** Opening DATASET ENTRIES block **

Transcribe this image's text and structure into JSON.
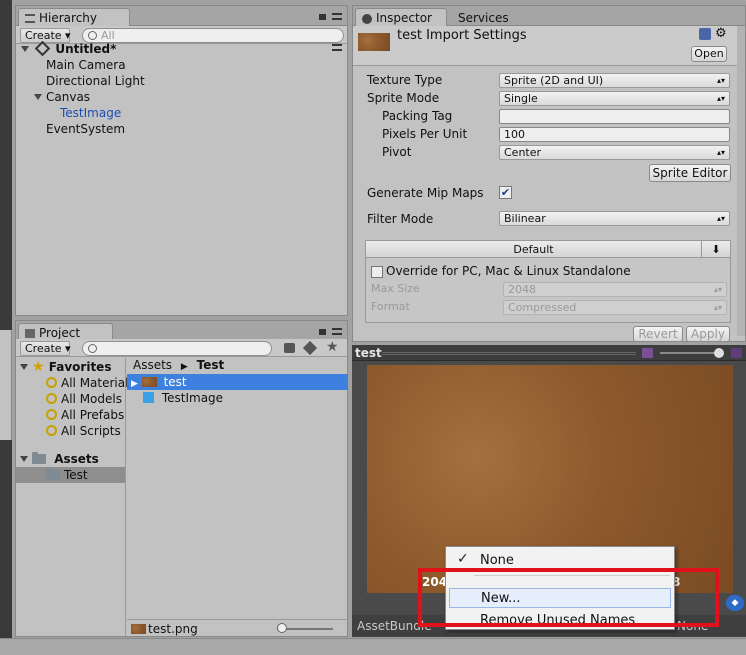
{
  "hierarchy": {
    "tab_label": "Hierarchy",
    "create_label": "Create",
    "search_placeholder": "All",
    "scene_name": "Untitled*",
    "items": [
      {
        "label": "Main Camera"
      },
      {
        "label": "Directional Light"
      },
      {
        "label": "Canvas"
      },
      {
        "label": "TestImage"
      },
      {
        "label": "EventSystem"
      }
    ]
  },
  "project": {
    "tab_label": "Project",
    "create_label": "Create",
    "favorites_label": "Favorites",
    "favorites": [
      "All Material",
      "All Models",
      "All Prefabs",
      "All Scripts"
    ],
    "assets_label": "Assets",
    "assets_children": [
      "Test"
    ],
    "breadcrumb": [
      "Assets",
      "Test"
    ],
    "files": [
      "test",
      "TestImage"
    ],
    "footer_file": "test.png"
  },
  "inspector": {
    "tab_label": "Inspector",
    "services_tab_label": "Services",
    "title": "test Import Settings",
    "open_label": "Open",
    "fields": {
      "texture_type_label": "Texture Type",
      "texture_type_value": "Sprite (2D and UI)",
      "sprite_mode_label": "Sprite Mode",
      "sprite_mode_value": "Single",
      "packing_tag_label": "Packing Tag",
      "packing_tag_value": "",
      "ppu_label": "Pixels Per Unit",
      "ppu_value": "100",
      "pivot_label": "Pivot",
      "pivot_value": "Center",
      "sprite_editor_label": "Sprite Editor",
      "mipmaps_label": "Generate Mip Maps",
      "filter_mode_label": "Filter Mode",
      "filter_mode_value": "Bilinear"
    },
    "platform": {
      "default_label": "Default",
      "override_label": "Override for PC, Mac & Linux Standalone",
      "max_size_label": "Max Size",
      "max_size_value": "2048",
      "format_label": "Format",
      "format_value": "Compressed"
    },
    "revert_label": "Revert",
    "apply_label": "Apply"
  },
  "preview": {
    "title": "test",
    "size_text_left": "204",
    "size_text_right": "8",
    "assetbundle_label": "AssetBundle",
    "assetbundle_value_tail": "None"
  },
  "context_menu": {
    "items": [
      {
        "label": "None",
        "checked": true
      },
      {
        "label": "New...",
        "checked": false
      },
      {
        "label": "Remove Unused Names",
        "checked": false
      }
    ]
  },
  "colors": {
    "selection": "#3d80df",
    "highlight_box": "#e0111b",
    "panel_bg": "#c2c2c2"
  }
}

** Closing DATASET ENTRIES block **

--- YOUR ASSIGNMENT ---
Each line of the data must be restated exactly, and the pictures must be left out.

--- SOLUTION FOR THIS TASK ---
Transcribe this image's text and structure into JSON.
{
  "hierarchy": {
    "tab_label": "Hierarchy",
    "create_label": "Create",
    "search_placeholder": "All",
    "scene_name": "Untitled*",
    "items": [
      {
        "label": "Main Camera"
      },
      {
        "label": "Directional Light"
      },
      {
        "label": "Canvas"
      },
      {
        "label": "TestImage"
      },
      {
        "label": "EventSystem"
      }
    ]
  },
  "project": {
    "tab_label": "Project",
    "create_label": "Create",
    "favorites_label": "Favorites",
    "favorites": [
      "All Material",
      "All Models",
      "All Prefabs",
      "All Scripts"
    ],
    "assets_label": "Assets",
    "assets_children": [
      "Test"
    ],
    "breadcrumb": [
      "Assets",
      "Test"
    ],
    "files": [
      "test",
      "TestImage"
    ],
    "footer_file": "test.png"
  },
  "inspector": {
    "tab_label": "Inspector",
    "services_tab_label": "Services",
    "title": "test Import Settings",
    "open_label": "Open",
    "fields": {
      "texture_type_label": "Texture Type",
      "texture_type_value": "Sprite (2D and UI)",
      "sprite_mode_label": "Sprite Mode",
      "sprite_mode_value": "Single",
      "packing_tag_label": "Packing Tag",
      "packing_tag_value": "",
      "ppu_label": "Pixels Per Unit",
      "ppu_value": "100",
      "pivot_label": "Pivot",
      "pivot_value": "Center",
      "sprite_editor_label": "Sprite Editor",
      "mipmaps_label": "Generate Mip Maps",
      "filter_mode_label": "Filter Mode",
      "filter_mode_value": "Bilinear"
    },
    "platform": {
      "default_label": "Default",
      "override_label": "Override for PC, Mac & Linux Standalone",
      "max_size_label": "Max Size",
      "max_size_value": "2048",
      "format_label": "Format",
      "format_value": "Compressed"
    },
    "revert_label": "Revert",
    "apply_label": "Apply"
  },
  "preview": {
    "title": "test",
    "size_text_left": "204",
    "size_text_right": "8",
    "assetbundle_label": "AssetBundle",
    "assetbundle_value_tail": "None"
  },
  "context_menu": {
    "items": [
      {
        "label": "None",
        "checked": true
      },
      {
        "label": "New...",
        "checked": false
      },
      {
        "label": "Remove Unused Names",
        "checked": false
      }
    ]
  },
  "colors": {
    "selection": "#3d80df",
    "highlight_box": "#e0111b",
    "panel_bg": "#c2c2c2"
  }
}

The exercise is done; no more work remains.